Pope Pius X in the Vatican with his faithful secretaries.
Pope Pius X was not just a great leader for the Church, he was also a saint. Numerous miracles were worked by him merely through a blessing or a word. A poor man with a paralyzed arm was asking the Pope for help. Pius X took his arm in his hand and simply said, "Have confidence in the Lord... only have faith and the Lord will heal you." At that moment the man's arm returned to life. The Pope had walked away and the man cried to him with joy, "Holy Father! Holy Father!" But Pius X turned around and put his finger to his lips to indicate to the happy man he was to hold his peace.

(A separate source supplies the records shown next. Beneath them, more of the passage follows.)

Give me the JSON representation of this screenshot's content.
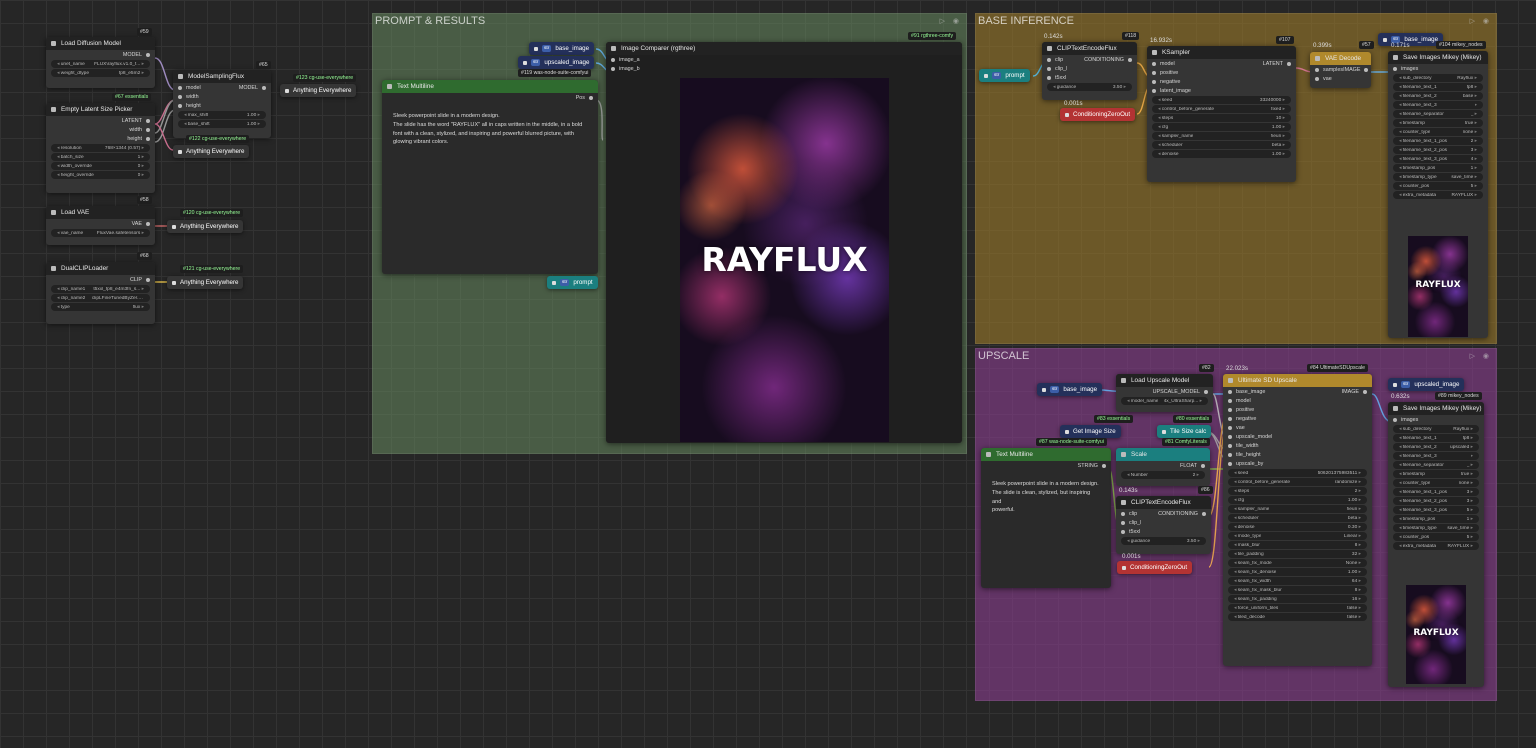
{
  "colors": {
    "prompt_group": "#66885f",
    "base_group": "#9b7a2a",
    "upscale_group": "#8a3d8f",
    "teal": "#1b7f7f",
    "green": "#2f6b2f",
    "purple": "#5b3a9b",
    "red": "#b33333",
    "gold": "#b0892c",
    "navy": "#24305a"
  },
  "groups": {
    "prompt": "PROMPT & RESULTS",
    "base": "BASE INFERENCE",
    "upscale": "UPSCALE"
  },
  "load_model": {
    "id": "#59",
    "title": "Load Diffusion Model",
    "out": "MODEL",
    "w": [
      [
        "unet_name",
        "FLUX\\rayflux.v1.0_f..."
      ],
      [
        "weight_dtype",
        "fp8_e5m2"
      ]
    ]
  },
  "msf": {
    "id": "#65",
    "title": "ModelSamplingFlux",
    "in": [
      "model",
      "width",
      "height"
    ],
    "out": "MODEL",
    "w": [
      [
        "max_shift",
        "1.00"
      ],
      [
        "base_shift",
        "1.00"
      ]
    ]
  },
  "latent": {
    "id": "#67 essentials",
    "title": "Empty Latent Size Picker",
    "out": [
      "LATENT",
      "width",
      "height"
    ],
    "w": [
      [
        "resolution",
        "768×1344 (0.57)"
      ],
      [
        "batch_size",
        "1"
      ],
      [
        "width_override",
        "0"
      ],
      [
        "height_override",
        "0"
      ]
    ]
  },
  "vae": {
    "id": "#58",
    "title": "Load VAE",
    "out": "VAE",
    "w": [
      [
        "vae_name",
        "FluxVae.safetensors"
      ]
    ]
  },
  "clip": {
    "id": "#68",
    "title": "DualCLIPLoader",
    "out": "CLIP",
    "w": [
      [
        "clip_name1",
        "t5xxl_fp8_e4m3fn_s..."
      ],
      [
        "clip_name2",
        "clipLFineTunedByZer..."
      ],
      [
        "type",
        "flux"
      ]
    ]
  },
  "ae": {
    "a": "Anything Everywhere",
    "t123": "#123 cg-use-everywhere",
    "t122": "#122 cg-use-everywhere",
    "t120": "#120 cg-use-everywhere",
    "t121": "#121 cg-use-everywhere"
  },
  "text1": {
    "title": "Text Multiline",
    "out": "Pos",
    "body": "Sleek powerpoint slide in a modern design.\nThe slide has the word \"RAYFLUX\" all in caps written in the middle, in a bold\nfont with a clean, stylized, and inspiring and powerful blurred picture, with\nglowing vibrant colors."
  },
  "chips": {
    "base_image": "base_image",
    "upscaled_image": "upscaled_image",
    "was": "#119 was-node-suite-comfyui",
    "prompt": "prompt",
    "str_tag": "str"
  },
  "comparer": {
    "title": "Image Comparer (rgthree)",
    "id": "#91 rgthree-comfy",
    "a": "image_a",
    "b": "image_b",
    "text": "RAYFLUX"
  },
  "clipenc": {
    "id": "#118",
    "time": "0.142s",
    "title": "CLIPTextEncodeFlux",
    "in": [
      "clip",
      "clip_l",
      "t5xxl"
    ],
    "out": "CONDITIONING",
    "w": [
      [
        "guidance",
        "3.50"
      ]
    ]
  },
  "czo": {
    "title": "ConditioningZeroOut",
    "time": "0.001s"
  },
  "ks": {
    "id": "#107",
    "time": "16.932s",
    "title": "KSampler",
    "in": [
      "model",
      "positive",
      "negative",
      "latent_image"
    ],
    "out": "LATENT",
    "w": [
      [
        "seed",
        "33240000"
      ],
      [
        "control_before_generate",
        "fixed"
      ],
      [
        "steps",
        "10"
      ],
      [
        "cfg",
        "1.00"
      ],
      [
        "sampler_name",
        "heun"
      ],
      [
        "scheduler",
        "beta"
      ],
      [
        "denoise",
        "1.00"
      ]
    ]
  },
  "vaed": {
    "id": "#57",
    "time": "0.399s",
    "title": "VAE Decode",
    "in": [
      "samples",
      "vae"
    ],
    "out": "IMAGE"
  },
  "save1": {
    "id": "#104 mikey_nodes",
    "time": "0.171s",
    "title": "Save Images Mikey (Mikey)",
    "in": "images",
    "w": [
      [
        "sub_directory",
        "Rayflux"
      ],
      [
        "filename_text_1",
        "fp8"
      ],
      [
        "filename_text_2",
        "base"
      ],
      [
        "filename_text_3",
        ""
      ],
      [
        "filename_separator",
        "_"
      ],
      [
        "timestamp",
        "true"
      ],
      [
        "counter_type",
        "none"
      ],
      [
        "filename_text_1_pos",
        "2"
      ],
      [
        "filename_text_2_pos",
        "3"
      ],
      [
        "filename_text_3_pos",
        "4"
      ],
      [
        "timestamp_pos",
        "1"
      ],
      [
        "timestamp_type",
        "save_time"
      ],
      [
        "counter_pos",
        "5"
      ],
      [
        "extra_metadata",
        "RAYFLUX"
      ]
    ],
    "imgtext": "RAYFLUX"
  },
  "upm": {
    "id": "#82",
    "title": "Load Upscale Model",
    "out": "UPSCALE_MODEL",
    "w": [
      [
        "model_name",
        "4x_UltraSharp..."
      ]
    ]
  },
  "gis": {
    "id": "#83 essentials",
    "title": "Get Image Size"
  },
  "tsc": {
    "id": "#80 essentials",
    "title": "Tile Size calc"
  },
  "cl81": "#81 ComfyLiterals",
  "text2": {
    "title": "Text Multiline",
    "id": "#87 was-node-suite-comfyui",
    "out": "STRING",
    "body": "Sleek powerpoint slide in a modern design.\nThe slide is clean, stylized, but inspiring and\npowerful."
  },
  "scale": {
    "title": "Scale",
    "out": "FLOAT",
    "w": [
      [
        "Number",
        "2"
      ]
    ]
  },
  "clipenc2": {
    "id": "#86",
    "time": "0.143s",
    "title": "CLIPTextEncodeFlux",
    "in": [
      "clip",
      "clip_l",
      "t5xxl"
    ],
    "out": "CONDITIONING",
    "w": [
      [
        "guidance",
        "3.50"
      ]
    ]
  },
  "czo2": {
    "title": "ConditioningZeroOut",
    "time": "0.001s"
  },
  "usd": {
    "id": "#84 UltimateSDUpscale",
    "time": "22.023s",
    "title": "Ultimate SD Upscale",
    "in": [
      "base_image",
      "model",
      "positive",
      "negative",
      "vae",
      "upscale_model",
      "tile_width",
      "tile_height",
      "upscale_by"
    ],
    "out": "IMAGE",
    "w": [
      [
        "seed",
        "506201375983511"
      ],
      [
        "control_before_generate",
        "randomize"
      ],
      [
        "steps",
        "2"
      ],
      [
        "cfg",
        "1.00"
      ],
      [
        "sampler_name",
        "heun"
      ],
      [
        "scheduler",
        "beta"
      ],
      [
        "denoise",
        "0.30"
      ],
      [
        "mode_type",
        "Linear"
      ],
      [
        "mask_blur",
        "8"
      ],
      [
        "tile_padding",
        "32"
      ],
      [
        "seam_fix_mode",
        "None"
      ],
      [
        "seam_fix_denoise",
        "1.00"
      ],
      [
        "seam_fix_width",
        "64"
      ],
      [
        "seam_fix_mask_blur",
        "8"
      ],
      [
        "seam_fix_padding",
        "16"
      ],
      [
        "force_uniform_tiles",
        "false"
      ],
      [
        "tiled_decode",
        "false"
      ]
    ]
  },
  "save2": {
    "id": "#89 mikey_nodes",
    "time": "0.632s",
    "title": "Save Images Mikey (Mikey)",
    "in": "images",
    "w": [
      [
        "sub_directory",
        "Rayflux"
      ],
      [
        "filename_text_1",
        "fp8"
      ],
      [
        "filename_text_2",
        "upscaled"
      ],
      [
        "filename_text_3",
        ""
      ],
      [
        "filename_separator",
        "_"
      ],
      [
        "timestamp",
        "true"
      ],
      [
        "counter_type",
        "none"
      ],
      [
        "filename_text_1_pos",
        "3"
      ],
      [
        "filename_text_2_pos",
        "3"
      ],
      [
        "filename_text_3_pos",
        "5"
      ],
      [
        "timestamp_pos",
        "1"
      ],
      [
        "timestamp_type",
        "save_time"
      ],
      [
        "counter_pos",
        "5"
      ],
      [
        "extra_metadata",
        "RAYFLUX"
      ]
    ],
    "imgtext": "RAYFLUX"
  }
}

An Irish girl, completely covered with sores, was brought by her mom to Rome. When the Pope saw her he put his hand on her head and she was healed.

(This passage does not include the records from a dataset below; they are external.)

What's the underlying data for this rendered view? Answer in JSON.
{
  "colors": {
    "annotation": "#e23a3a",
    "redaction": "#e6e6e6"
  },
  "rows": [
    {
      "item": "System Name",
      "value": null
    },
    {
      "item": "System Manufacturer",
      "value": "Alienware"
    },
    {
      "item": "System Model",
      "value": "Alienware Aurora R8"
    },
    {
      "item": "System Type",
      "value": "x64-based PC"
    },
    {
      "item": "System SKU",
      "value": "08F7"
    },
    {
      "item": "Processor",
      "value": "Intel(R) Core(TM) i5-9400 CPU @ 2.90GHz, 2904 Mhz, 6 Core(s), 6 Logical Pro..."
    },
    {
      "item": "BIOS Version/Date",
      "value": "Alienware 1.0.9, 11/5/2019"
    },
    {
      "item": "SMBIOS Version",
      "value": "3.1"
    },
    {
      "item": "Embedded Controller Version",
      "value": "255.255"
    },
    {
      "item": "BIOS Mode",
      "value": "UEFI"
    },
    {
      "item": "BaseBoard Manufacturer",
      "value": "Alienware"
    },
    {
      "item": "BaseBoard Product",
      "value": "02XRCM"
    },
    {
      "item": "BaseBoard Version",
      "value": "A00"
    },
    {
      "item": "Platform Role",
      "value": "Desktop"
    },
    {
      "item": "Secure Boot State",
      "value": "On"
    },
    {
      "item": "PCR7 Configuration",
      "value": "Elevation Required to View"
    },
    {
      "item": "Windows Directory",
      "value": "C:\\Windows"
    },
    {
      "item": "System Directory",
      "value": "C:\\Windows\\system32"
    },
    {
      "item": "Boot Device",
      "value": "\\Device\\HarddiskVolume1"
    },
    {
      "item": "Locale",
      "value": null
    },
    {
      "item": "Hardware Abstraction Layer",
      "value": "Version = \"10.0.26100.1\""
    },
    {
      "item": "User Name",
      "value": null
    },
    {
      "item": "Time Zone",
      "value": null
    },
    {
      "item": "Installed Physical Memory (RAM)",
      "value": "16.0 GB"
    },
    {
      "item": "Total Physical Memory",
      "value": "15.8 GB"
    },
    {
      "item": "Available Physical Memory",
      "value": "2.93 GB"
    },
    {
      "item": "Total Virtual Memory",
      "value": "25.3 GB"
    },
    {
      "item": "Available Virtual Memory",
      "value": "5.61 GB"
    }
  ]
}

Pope Pius X died in the early hours of August 20, 1914. His last act was to kiss the crucifix he is shown holding. In the sleep of death his countenance was peaceful and almost seemed youthful again.
Pope Pius X also had the gift of prophecy, foretelling many events before they came to pass. He foretold births to barren women, reunion of separated couples and other such joyful events. But he is perhaps best known for prophesying the first world war. Whenever Cardinal Merry del Val commented that a war was not expected, or that it would not be for many years, the Pope exclaimed prophetically, "Eminence, before the end of the year 1914!"
One of the two miracles used for the canonization of Pope Pius X was the cure of Francis Belsani of Naples who was dying of an incurable lung abscess.
On August 15th he felt extremely ill and had to retire to bed. For the next few days he fluctuated, but on the 19th it became certain his end was near.
He gave his last farewell greeting to his faithful friend and loyal co-worker, the Cardinal Secretary of State, who had stood at his side for the past eleven years and had shared his sorrows and joys. The dying Pope could no longer speak, but with a look of great joy and love used his last ounce of strength to embrace and kiss the hand of his friend. The silent gesture gave expression to his whole-hearted gratitude and love. Then he smiled at his sisters and the other Cardinals present around his bedside, inviting them to turn their eyes heavenwards as he breathed his consummatum est. He fell asleep and after a few moments moved once again to make the Sign of the Cross; then he folded his arms, and a mysterious look came over his face as though he beheld the presence of a heavenly visitant. At 1:15 on the morning of August 20th, Pope Pius X kissed his little crucifix and closed his eyes forever.